(text adapted from the venue’s press materials)

Lil’ Miss Paula’s Picnic Daemon
by James Frase-White
acrylic on canvas and cut canvas paper
Courtesy of the artist and Northeast Kingdom Artisans Guild

Kelly Doyle: Improbable Surfaces
March 4-April 22, 2017

“Improbable Surfaces” is a show about transforming existing materials, often discarded from work sites, into works of art. A pair of jeans becomes a burning house. Sixty-year-old panel board becomes a surface for Spine. This is recycling with creativity and Doyle excels in taking apart old and used things and making them into something new.

(text adapted from the venue’s press materials)

by Kelly Doyle
mixed media on wood panel
Courtesy of the artist and Northeast Kingdom Artisans Guild


Benjamin Barnes: “New Turf, Old Haunts”
September 30-November 19, 2016

The Northeast Kingdom Artisans Guild presents “New Turf, Old Haunts”, a collection of recent paintings by Ben Barnes.

Describing his work and motivation, Barnes wrote, “While planning my move to Saint Johnsbury, I became eager and excited to explore this new old place, and to set my brush to depicting it, in all its nuance and complexity. I was lucky enough to take on an abandoned property, right in the middle of town, and during a chilly February, I moved my family here, and began my new painting project as soon as the house was livable. With my camera hanging by its strap, I take half aimless walks around this little city: its Victorian neighborhoods, its railyards, the overgrown yards of old factories and warehouses, the rivers and dams, its outlying farms. The connection was instantaneous. There is so much to see within walking distance, that I feel I could never see it all. I choose my subjects based both on their visual interest, and their historical or personal meaning.

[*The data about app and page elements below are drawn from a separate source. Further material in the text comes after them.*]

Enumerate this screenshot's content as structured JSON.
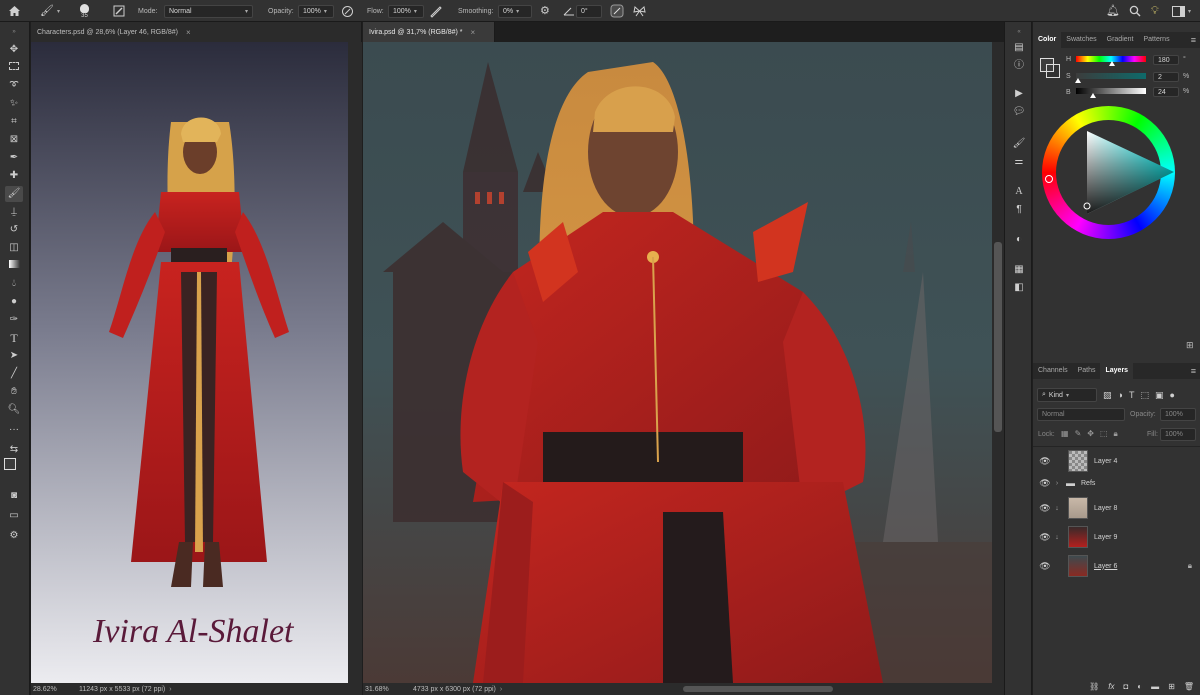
{
  "options_bar": {
    "brush_size": "35",
    "mode_label": "Mode:",
    "mode_value": "Normal",
    "opacity_label": "Opacity:",
    "opacity_value": "100%",
    "flow_label": "Flow:",
    "flow_value": "100%",
    "smoothing_label": "Smoothing:",
    "smoothing_value": "0%",
    "angle_value": "0°"
  },
  "documents": [
    {
      "tab": "Characters.psd @ 28,6% (Layer 46, RGB/8#)",
      "zoom": "28.62%",
      "size": "11243 px x 5533 px (72 ppi)",
      "signature": "Ivira Al-Shalet"
    },
    {
      "tab": "Ivira.psd @ 31,7% (RGB/8#) *",
      "zoom": "31.68%",
      "size": "4733 px x 6300 px (72 ppi)"
    }
  ],
  "color_panel": {
    "tabs": [
      "Color",
      "Swatches",
      "Gradient",
      "Patterns"
    ],
    "h_label": "H",
    "h_value": "180",
    "h_unit": "°",
    "s_label": "S",
    "s_value": "2",
    "s_unit": "%",
    "b_label": "B",
    "b_value": "24",
    "b_unit": "%"
  },
  "layers_panel": {
    "tabs": [
      "Channels",
      "Paths",
      "Layers"
    ],
    "filter_kind": "Kind",
    "blend_mode": "Normal",
    "opacity_label": "Opacity:",
    "opacity_value": "100%",
    "lock_label": "Lock:",
    "fill_label": "Fill:",
    "fill_value": "100%",
    "layers": [
      {
        "name": "Layer 4"
      },
      {
        "name": "Refs"
      },
      {
        "name": "Layer 8"
      },
      {
        "name": "Layer 9"
      },
      {
        "name": "Layer 6"
      }
    ]
  },
  "colors": {
    "accent": "#3a76d6",
    "dress_red": "#b3201e",
    "hair_gold": "#d9a24c"
  }
}
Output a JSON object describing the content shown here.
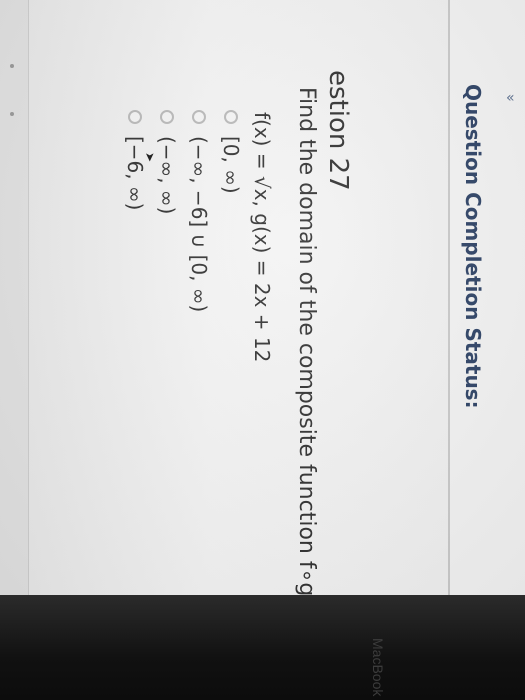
{
  "status": {
    "chevron": "«",
    "label": "Question Completion Status:"
  },
  "question": {
    "title": "estion 27",
    "prompt": "Find the domain of the composite function f∘g.",
    "functions": "f(x) = √x, g(x) = 2x + 12",
    "options": [
      {
        "label": "[0, ∞)"
      },
      {
        "label": "(−∞, −6] ∪ [0, ∞)"
      },
      {
        "label": "(−∞, ∞)"
      },
      {
        "label": "[−6, ∞)"
      }
    ]
  },
  "device": {
    "brand": "MacBook Pro"
  }
}
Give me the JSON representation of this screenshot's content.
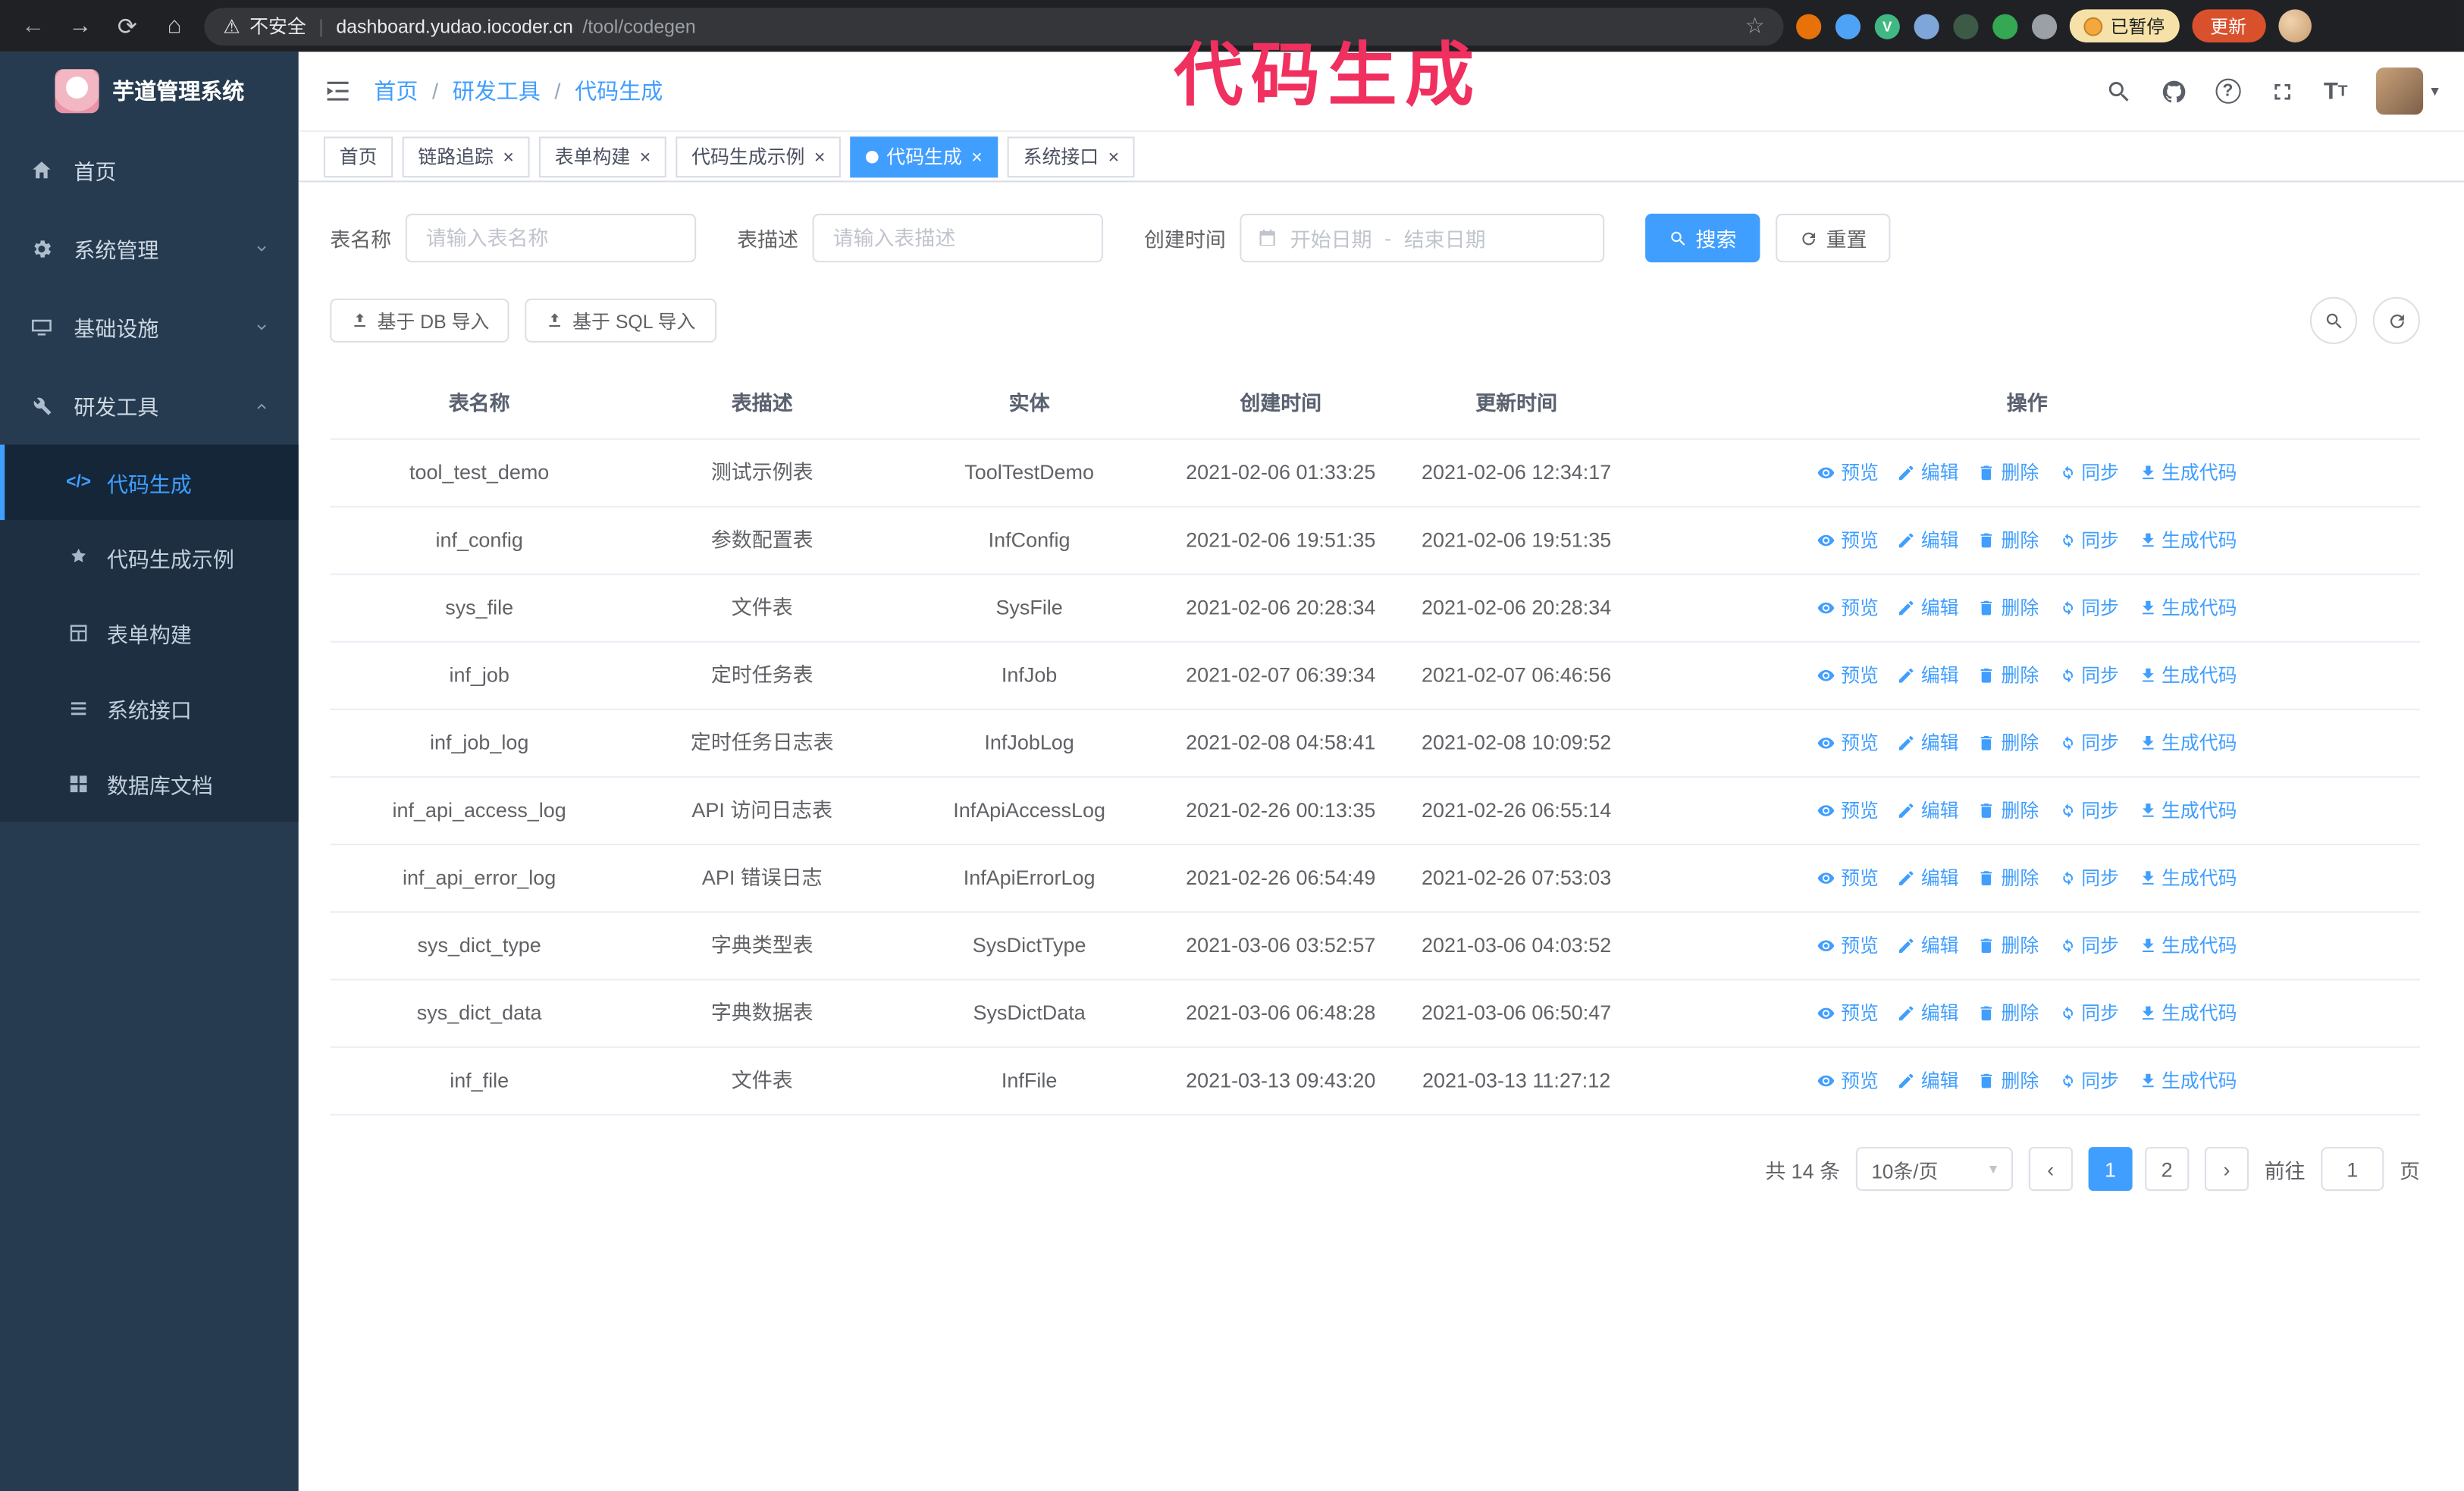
{
  "browser": {
    "not_secure": "不安全",
    "url_host": "dashboard.yudao.iocoder.cn",
    "url_path": "/tool/codegen",
    "paused_badge": "已暂停",
    "update_button": "更新",
    "extensions": [
      {
        "id": "extension-orange",
        "color": "#e8710a"
      },
      {
        "id": "extension-blue-drop",
        "color": "#4fa3f7"
      },
      {
        "id": "extension-vue-devtools",
        "color": "#41b883",
        "glyph": "V"
      },
      {
        "id": "extension-accounts",
        "color": "#7fa6d9"
      },
      {
        "id": "extension-dark-green",
        "color": "#3c5a46"
      },
      {
        "id": "extension-leaf",
        "color": "#34a853"
      },
      {
        "id": "extension-puzzle",
        "color": "#9aa0a6"
      }
    ]
  },
  "annotation": {
    "text": "代码生成"
  },
  "sidebar": {
    "logo_title": "芋道管理系统",
    "items": [
      {
        "id": "home",
        "label": "首页",
        "icon": "home"
      },
      {
        "id": "system",
        "label": "系统管理",
        "icon": "gear",
        "chevron": "down"
      },
      {
        "id": "infra",
        "label": "基础设施",
        "icon": "infra",
        "chevron": "down"
      },
      {
        "id": "devtools",
        "label": "研发工具",
        "icon": "tools",
        "chevron": "up",
        "expanded": true
      }
    ],
    "subitems": [
      {
        "id": "codegen",
        "label": "代码生成",
        "icon": "code",
        "active": true
      },
      {
        "id": "codegen-example",
        "label": "代码生成示例",
        "icon": "badge"
      },
      {
        "id": "form-builder",
        "label": "表单构建",
        "icon": "form"
      },
      {
        "id": "system-api",
        "label": "系统接口",
        "icon": "api"
      },
      {
        "id": "db-doc",
        "label": "数据库文档",
        "icon": "db"
      }
    ]
  },
  "header": {
    "breadcrumb": [
      "首页",
      "研发工具",
      "代码生成"
    ]
  },
  "tabs": [
    {
      "id": "home",
      "label": "首页",
      "closable": false,
      "active": false
    },
    {
      "id": "trace",
      "label": "链路追踪",
      "closable": true,
      "active": false
    },
    {
      "id": "form-builder",
      "label": "表单构建",
      "closable": true,
      "active": false
    },
    {
      "id": "codegen-example",
      "label": "代码生成示例",
      "closable": true,
      "active": false
    },
    {
      "id": "codegen",
      "label": "代码生成",
      "closable": true,
      "active": true
    },
    {
      "id": "system-api",
      "label": "系统接口",
      "closable": true,
      "active": false
    }
  ],
  "filters": {
    "table_name_label": "表名称",
    "table_name_placeholder": "请输入表名称",
    "table_desc_label": "表描述",
    "table_desc_placeholder": "请输入表描述",
    "create_time_label": "创建时间",
    "date_start_placeholder": "开始日期",
    "date_separator": "-",
    "date_end_placeholder": "结束日期",
    "search_button": "搜索",
    "reset_button": "重置"
  },
  "toolbar": {
    "import_db_button": "基于 DB 导入",
    "import_sql_button": "基于 SQL 导入"
  },
  "table": {
    "columns": [
      "表名称",
      "表描述",
      "实体",
      "创建时间",
      "更新时间",
      "操作"
    ],
    "rows": [
      {
        "name": "tool_test_demo",
        "desc": "测试示例表",
        "entity": "ToolTestDemo",
        "created": "2021-02-06 01:33:25",
        "updated": "2021-02-06 12:34:17"
      },
      {
        "name": "inf_config",
        "desc": "参数配置表",
        "entity": "InfConfig",
        "created": "2021-02-06 19:51:35",
        "updated": "2021-02-06 19:51:35"
      },
      {
        "name": "sys_file",
        "desc": "文件表",
        "entity": "SysFile",
        "created": "2021-02-06 20:28:34",
        "updated": "2021-02-06 20:28:34"
      },
      {
        "name": "inf_job",
        "desc": "定时任务表",
        "entity": "InfJob",
        "created": "2021-02-07 06:39:34",
        "updated": "2021-02-07 06:46:56"
      },
      {
        "name": "inf_job_log",
        "desc": "定时任务日志表",
        "entity": "InfJobLog",
        "created": "2021-02-08 04:58:41",
        "updated": "2021-02-08 10:09:52"
      },
      {
        "name": "inf_api_access_log",
        "desc": "API 访问日志表",
        "entity": "InfApiAccessLog",
        "created": "2021-02-26 00:13:35",
        "updated": "2021-02-26 06:55:14"
      },
      {
        "name": "inf_api_error_log",
        "desc": "API 错误日志",
        "entity": "InfApiErrorLog",
        "created": "2021-02-26 06:54:49",
        "updated": "2021-02-26 07:53:03"
      },
      {
        "name": "sys_dict_type",
        "desc": "字典类型表",
        "entity": "SysDictType",
        "created": "2021-03-06 03:52:57",
        "updated": "2021-03-06 04:03:52"
      },
      {
        "name": "sys_dict_data",
        "desc": "字典数据表",
        "entity": "SysDictData",
        "created": "2021-03-06 06:48:28",
        "updated": "2021-03-06 06:50:47"
      },
      {
        "name": "inf_file",
        "desc": "文件表",
        "entity": "InfFile",
        "created": "2021-03-13 09:43:20",
        "updated": "2021-03-13 11:27:12"
      }
    ],
    "ops": [
      {
        "id": "preview",
        "label": "预览",
        "icon": "eye"
      },
      {
        "id": "edit",
        "label": "编辑",
        "icon": "edit"
      },
      {
        "id": "delete",
        "label": "删除",
        "icon": "trash"
      },
      {
        "id": "sync",
        "label": "同步",
        "icon": "sync"
      },
      {
        "id": "generate",
        "label": "生成代码",
        "icon": "download"
      }
    ]
  },
  "pagination": {
    "total": "共 14 条",
    "page_size": "10条/页",
    "pages": [
      "1",
      "2"
    ],
    "active_page": "1",
    "prev": "‹",
    "next": "›",
    "goto_label": "前往",
    "goto_value": "1",
    "goto_suffix": "页"
  },
  "colors": {
    "primary": "#409eff",
    "annotation": "#f0305f",
    "sidebar_bg": "#263b50",
    "submenu_bg": "#1d2f40",
    "chrome_bg": "#202124",
    "update_bg": "#d9512c",
    "paused_bg": "#f6e2a8"
  }
}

I am shy of nostalgia, and so prefer images that admit to their era. I enjoy it when the viewer can feel both the past and the present. I cherish the mark of the maker, long forgotten, but tend not to edit out the telltale signs of our modern day: the powerlines, the cars, the updated construction materials. That said, I have also realized that while my subject may seem current to me today, the speed with which we change our surroundings, the landscape around us, is exponential. And so I have developed further reverence for the details of the particular place, knowing that what seems commonplace to us now, will only a short time into the future, seem unmistakably rooted in our past. It may jog our memory, and hopefully help us appreciate our memories, as well as the ephemeral nature of the present.”

(text from the artist’s press materials)

Image (top):
Welcome Center
by Benjamin Barnes
oil on canvas

Image (center):
Portland Street Hedgerow
by Benjamin Barnes
oil on canvas


Barbara Grey & Sachiko Yoshida: “Mixing Oil & Water”
August 13-September 24, 2016

It is said that oil and water don’t mix, but when Barbara Grey’s boldly painted barns, brooks and mountains (image below) are intermingled with Sachiko Yoshida’s (image above) elegant flowers and fruits, that doesn’t apply: They complement each other.

Come and see the works of these two artists, on their very different, but harmonious journeys.